Atogwe, Cofield, Bowen and Kerrigan are expected to start, and Jenkins at least will regularly factor into the defensive line rotation. Wilson might start, depending on whether the Redskins sign another cornerback.
Shanahan believes the most important additions are to the line. The trio of nose tackle Ma’ake Kemoeatu and ends Adam Carriker and Kedric Golston was a liability last season. Too often they were pushed off the line of scrimmage. Kemoeatu was cut last week, Golston is a free agent who remains unsigned and Carriker is in camp.
“You got two guys [Cofield and Bowen] who are 27 years old, natural leaders, and that’s to me how you build a football team. You build it up front,” Shanahan said. “It starts with that defensive line and that offensive line. We’ve got a couple young guys that, I believe, are future captains, guys that can lead and play well.”

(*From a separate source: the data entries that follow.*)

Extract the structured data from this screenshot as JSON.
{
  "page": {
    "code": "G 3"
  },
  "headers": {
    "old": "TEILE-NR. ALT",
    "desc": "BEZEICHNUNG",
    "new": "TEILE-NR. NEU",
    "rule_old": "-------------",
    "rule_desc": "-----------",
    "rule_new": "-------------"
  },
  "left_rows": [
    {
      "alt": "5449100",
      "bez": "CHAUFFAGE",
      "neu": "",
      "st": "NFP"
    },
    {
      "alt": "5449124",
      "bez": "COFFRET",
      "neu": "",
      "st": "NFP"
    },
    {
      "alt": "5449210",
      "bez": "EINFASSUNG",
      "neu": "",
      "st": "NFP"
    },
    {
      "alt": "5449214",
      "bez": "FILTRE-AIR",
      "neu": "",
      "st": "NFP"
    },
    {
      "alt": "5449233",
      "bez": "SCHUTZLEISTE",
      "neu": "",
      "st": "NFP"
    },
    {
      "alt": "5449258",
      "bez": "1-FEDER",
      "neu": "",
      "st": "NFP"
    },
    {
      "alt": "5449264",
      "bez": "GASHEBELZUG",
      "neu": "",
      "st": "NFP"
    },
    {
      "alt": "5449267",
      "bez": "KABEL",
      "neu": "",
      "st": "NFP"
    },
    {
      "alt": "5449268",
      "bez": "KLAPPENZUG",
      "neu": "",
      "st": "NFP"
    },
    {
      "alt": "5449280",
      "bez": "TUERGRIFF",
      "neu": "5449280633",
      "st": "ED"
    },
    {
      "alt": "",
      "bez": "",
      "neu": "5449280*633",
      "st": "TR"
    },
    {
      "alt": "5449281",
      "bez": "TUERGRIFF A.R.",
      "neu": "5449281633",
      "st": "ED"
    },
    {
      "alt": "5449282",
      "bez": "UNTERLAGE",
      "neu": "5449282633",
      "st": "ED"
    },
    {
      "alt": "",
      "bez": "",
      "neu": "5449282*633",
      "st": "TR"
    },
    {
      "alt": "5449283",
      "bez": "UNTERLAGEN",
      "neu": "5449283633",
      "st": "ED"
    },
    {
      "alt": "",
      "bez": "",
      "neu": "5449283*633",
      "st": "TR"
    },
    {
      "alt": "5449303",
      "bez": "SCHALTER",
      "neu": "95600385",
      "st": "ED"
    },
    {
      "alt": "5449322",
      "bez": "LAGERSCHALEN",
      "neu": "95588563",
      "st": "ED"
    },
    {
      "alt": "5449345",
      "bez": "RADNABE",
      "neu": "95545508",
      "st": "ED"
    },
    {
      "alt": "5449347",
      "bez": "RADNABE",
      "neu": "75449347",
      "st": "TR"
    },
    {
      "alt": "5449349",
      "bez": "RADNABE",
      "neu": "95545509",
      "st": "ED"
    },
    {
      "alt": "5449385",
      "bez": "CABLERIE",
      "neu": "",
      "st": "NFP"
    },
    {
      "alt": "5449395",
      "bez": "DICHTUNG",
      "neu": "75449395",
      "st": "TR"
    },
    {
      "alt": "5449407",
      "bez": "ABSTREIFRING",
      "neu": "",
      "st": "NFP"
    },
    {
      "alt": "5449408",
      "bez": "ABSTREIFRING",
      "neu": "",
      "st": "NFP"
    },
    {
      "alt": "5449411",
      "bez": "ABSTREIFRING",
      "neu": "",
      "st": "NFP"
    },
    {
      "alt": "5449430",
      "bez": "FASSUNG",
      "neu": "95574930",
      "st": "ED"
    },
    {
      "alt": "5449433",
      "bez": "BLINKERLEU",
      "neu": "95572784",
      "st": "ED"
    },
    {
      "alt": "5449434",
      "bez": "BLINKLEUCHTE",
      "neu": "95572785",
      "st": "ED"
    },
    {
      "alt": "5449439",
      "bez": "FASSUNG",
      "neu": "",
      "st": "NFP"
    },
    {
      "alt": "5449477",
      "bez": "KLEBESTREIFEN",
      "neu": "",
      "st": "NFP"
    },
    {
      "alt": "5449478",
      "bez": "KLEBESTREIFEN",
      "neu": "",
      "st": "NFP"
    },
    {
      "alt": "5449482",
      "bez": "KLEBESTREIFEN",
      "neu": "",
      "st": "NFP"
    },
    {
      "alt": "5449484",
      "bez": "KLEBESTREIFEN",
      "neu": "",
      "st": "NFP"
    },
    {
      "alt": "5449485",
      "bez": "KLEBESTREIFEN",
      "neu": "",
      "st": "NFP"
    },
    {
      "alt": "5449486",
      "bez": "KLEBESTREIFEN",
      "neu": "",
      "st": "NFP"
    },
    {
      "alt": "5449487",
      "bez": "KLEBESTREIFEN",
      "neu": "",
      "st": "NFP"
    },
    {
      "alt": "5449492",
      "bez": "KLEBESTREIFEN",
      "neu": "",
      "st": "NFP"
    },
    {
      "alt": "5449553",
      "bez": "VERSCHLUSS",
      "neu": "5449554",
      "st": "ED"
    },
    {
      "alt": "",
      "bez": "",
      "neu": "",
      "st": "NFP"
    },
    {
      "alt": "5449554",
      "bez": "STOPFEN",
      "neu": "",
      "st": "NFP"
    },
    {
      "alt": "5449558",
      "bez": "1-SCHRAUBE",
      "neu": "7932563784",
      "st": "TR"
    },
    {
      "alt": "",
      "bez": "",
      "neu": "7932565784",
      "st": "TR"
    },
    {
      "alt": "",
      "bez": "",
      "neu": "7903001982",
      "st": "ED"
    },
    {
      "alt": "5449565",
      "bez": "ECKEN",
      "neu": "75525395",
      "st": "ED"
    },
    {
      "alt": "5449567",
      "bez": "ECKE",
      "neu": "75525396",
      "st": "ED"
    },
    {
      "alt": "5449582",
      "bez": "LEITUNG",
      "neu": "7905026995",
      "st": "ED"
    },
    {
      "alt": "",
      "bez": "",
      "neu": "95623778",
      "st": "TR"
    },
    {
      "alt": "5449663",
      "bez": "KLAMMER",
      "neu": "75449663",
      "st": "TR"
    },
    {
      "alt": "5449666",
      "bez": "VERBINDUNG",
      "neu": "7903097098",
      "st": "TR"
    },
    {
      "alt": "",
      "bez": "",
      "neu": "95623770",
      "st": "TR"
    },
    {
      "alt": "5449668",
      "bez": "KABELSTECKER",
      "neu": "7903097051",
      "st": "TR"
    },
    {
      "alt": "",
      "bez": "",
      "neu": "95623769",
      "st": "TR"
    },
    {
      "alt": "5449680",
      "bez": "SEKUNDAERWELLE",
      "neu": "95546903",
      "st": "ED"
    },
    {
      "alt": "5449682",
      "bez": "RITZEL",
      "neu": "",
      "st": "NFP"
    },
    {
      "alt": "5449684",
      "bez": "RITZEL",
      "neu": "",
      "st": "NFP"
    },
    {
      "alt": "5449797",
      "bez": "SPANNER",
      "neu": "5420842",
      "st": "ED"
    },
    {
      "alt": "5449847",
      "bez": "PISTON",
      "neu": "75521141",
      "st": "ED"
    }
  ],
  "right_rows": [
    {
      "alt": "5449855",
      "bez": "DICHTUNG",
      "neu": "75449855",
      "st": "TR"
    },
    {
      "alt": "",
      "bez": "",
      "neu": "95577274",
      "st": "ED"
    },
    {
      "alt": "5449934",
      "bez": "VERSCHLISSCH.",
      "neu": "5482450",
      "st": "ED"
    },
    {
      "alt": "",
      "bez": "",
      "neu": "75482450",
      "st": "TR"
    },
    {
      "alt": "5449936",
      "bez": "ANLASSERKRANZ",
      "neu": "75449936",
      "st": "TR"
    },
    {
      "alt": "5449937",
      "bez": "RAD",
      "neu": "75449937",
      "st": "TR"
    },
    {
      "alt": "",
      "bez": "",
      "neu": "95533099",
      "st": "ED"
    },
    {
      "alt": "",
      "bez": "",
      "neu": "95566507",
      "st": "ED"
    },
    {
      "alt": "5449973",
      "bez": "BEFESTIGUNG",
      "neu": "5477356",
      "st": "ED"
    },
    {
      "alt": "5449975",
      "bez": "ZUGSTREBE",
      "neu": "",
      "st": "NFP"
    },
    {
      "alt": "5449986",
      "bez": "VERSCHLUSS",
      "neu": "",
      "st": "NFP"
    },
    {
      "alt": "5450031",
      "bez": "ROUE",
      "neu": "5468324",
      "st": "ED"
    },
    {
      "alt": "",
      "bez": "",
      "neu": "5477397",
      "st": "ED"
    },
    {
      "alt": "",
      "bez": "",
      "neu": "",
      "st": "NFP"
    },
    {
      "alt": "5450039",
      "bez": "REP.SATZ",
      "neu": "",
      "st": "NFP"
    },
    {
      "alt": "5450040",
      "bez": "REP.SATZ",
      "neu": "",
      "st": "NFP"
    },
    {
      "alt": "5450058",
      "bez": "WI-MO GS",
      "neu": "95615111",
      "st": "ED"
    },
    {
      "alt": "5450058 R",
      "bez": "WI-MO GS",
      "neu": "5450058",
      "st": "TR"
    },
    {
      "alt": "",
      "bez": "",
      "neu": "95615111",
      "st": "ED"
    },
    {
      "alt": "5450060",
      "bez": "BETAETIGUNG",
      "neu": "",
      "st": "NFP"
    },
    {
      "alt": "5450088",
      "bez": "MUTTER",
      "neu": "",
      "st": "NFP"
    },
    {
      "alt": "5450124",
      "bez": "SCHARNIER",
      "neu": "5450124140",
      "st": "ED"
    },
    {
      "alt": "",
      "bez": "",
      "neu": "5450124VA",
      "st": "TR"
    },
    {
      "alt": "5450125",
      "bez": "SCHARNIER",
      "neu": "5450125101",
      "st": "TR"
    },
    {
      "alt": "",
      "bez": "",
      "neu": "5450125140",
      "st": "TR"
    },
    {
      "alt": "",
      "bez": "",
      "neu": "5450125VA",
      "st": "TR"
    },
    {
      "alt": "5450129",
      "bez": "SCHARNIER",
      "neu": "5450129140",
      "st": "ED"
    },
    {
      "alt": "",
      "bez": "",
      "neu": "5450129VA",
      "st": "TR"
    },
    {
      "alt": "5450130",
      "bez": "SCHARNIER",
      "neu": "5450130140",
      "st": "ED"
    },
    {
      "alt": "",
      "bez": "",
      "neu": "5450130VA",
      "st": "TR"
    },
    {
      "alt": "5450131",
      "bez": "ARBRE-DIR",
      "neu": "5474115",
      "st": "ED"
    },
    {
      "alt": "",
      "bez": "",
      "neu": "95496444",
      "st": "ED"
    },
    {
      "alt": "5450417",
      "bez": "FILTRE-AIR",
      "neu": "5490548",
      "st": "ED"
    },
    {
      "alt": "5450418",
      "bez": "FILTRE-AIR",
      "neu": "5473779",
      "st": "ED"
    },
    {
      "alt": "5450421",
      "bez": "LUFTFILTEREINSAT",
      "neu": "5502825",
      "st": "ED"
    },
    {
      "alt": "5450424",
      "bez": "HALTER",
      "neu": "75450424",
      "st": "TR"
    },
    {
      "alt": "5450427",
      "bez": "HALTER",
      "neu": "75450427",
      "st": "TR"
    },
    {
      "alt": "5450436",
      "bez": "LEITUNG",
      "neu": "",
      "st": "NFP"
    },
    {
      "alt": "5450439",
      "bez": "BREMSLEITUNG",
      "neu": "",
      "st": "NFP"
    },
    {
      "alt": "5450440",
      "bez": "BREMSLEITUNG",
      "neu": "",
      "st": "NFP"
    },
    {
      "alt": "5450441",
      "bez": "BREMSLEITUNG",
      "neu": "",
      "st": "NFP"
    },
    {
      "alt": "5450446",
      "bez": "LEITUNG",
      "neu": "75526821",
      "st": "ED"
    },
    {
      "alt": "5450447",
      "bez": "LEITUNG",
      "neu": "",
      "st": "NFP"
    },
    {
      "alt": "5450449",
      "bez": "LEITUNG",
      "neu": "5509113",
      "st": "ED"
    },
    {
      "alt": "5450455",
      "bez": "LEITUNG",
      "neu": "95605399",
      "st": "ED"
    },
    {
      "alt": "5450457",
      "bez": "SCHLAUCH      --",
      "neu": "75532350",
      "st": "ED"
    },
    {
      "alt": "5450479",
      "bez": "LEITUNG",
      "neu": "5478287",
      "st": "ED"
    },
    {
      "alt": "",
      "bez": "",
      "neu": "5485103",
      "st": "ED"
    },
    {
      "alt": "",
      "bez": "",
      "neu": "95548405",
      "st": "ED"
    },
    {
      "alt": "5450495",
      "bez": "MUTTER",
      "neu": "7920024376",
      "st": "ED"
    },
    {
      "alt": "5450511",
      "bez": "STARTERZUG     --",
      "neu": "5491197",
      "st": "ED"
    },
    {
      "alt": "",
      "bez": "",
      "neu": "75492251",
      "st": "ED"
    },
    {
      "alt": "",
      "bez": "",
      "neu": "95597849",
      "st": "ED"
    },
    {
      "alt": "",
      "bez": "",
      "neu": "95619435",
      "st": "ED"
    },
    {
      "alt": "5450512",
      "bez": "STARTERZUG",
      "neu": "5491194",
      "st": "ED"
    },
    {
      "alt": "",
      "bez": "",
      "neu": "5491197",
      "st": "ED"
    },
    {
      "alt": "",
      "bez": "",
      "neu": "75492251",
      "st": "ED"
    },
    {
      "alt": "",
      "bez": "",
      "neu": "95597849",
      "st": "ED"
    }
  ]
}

“That’s the big thing,” Haslett said. “We had some age last year up front. You could see we wore down as the season wore on.”
The Redskins expect the new additions to generate a pass rush that was almost nonexistent a year ago. Pro Bowl outside linebacker Brian Orakpo had a team-high 8.5 sacks, six more than any defensive lineman. Washington ranked 29th in the league in sacks per pass attempt.
“As a defensive lineman, you should feel like no center should block you one-on-one,”said Cofield, unknowingly acknowledging one of Kemoeatu’s shortcomings last year. “That’s something you should relish. I think I can do a great job collapsing the pocket here.”
The Redskins expect Kerrigan’s pass-rushing prowess to balance the pressure Orakpo provides from the right. They hope the attention Orakpo commands from blockers will free Kerrigan for sacks and to create turnovers.
The latter is where Atogwe comes in. Over the past four seasons, his annual total of interceptions, forced fumbles and fumble recoveries has averaged 8.75.
“Just all around play-making ability, I believe I’m one of the best,” he said. “I come up with turnovers when we need it.”
“He’s a ballhawk,” Haslett said. “I just think he kind of settles everybody down. He’s got a great demeanor, and he’s a good tackler.”
All of the additions reflect well on paper, at least. Now they must learn the Washington’s defense before the season opener Sept. 11 against the New York Giants.
The lockout delayed free agency until last week, so Cofield, Bowen and Wilson just now are being introduced to the Redskins‘ scheme. Bowen at least came from the Cowboys’ 3-4; Cofield played in the Giants’ 4-3, so his learning curve is steeper.
Atogwe has a feel for what Haslett wants because of their time together in St. Louis. Kerrigan got to know a bit of the playbook and terminology at the players-only offseason workouts. Jenkins did not attend those.
“We’re going to have guys that it’s going to take them a little while to learn,” Haslett said, “but that’s kind of how the game is right now.”
© Copyright 2014 The Washington Times, LLC. Click here for reprint permission.
About the Author
- REDSKINS 2013: Washington seeks staying power among NFL's elite
- NFL 2013: Ranking all 32 teams in terms of staying power
- REDSKINS 2013: Breaking down the schedule, game by game
- Redskins receiver Leonard Hankerson learning to manage family life with football career
- With no blueprint, Redskin Hankerson seeks success as dad
Latest Blog Entries
U.S. appetite for drugs begets violence migrants are fleeing
- IRS seeks help destroying another 3,200 computer hard drives
- Jewish woman booted from JetBlue flight over fight with Palestinian
- YOUNG: A sinking presidency, deeper after November?
- Hillary Clinton dogged for refusing reporters' questions on book tour
- PRUDEN: A deadly enemy within exacerbating immigration crisis
- Rep. Jared Polis' anti-fracking crusade riles Colorado
- Hamas terrorists wear Israeli army uniforms to ambush soldiers in Gaza
- MERRY: Handicaps in Hillary's way
- Blunder on the bases costly in D-Backs' 4-3 loss
- Nancy Pelosi: Congress worked together when Bush was president
Obama's biggest White House 'fails'
Celebrities turned politicians
Athletes turned actors
20 gadgets that changed the world
Fighting in Iraq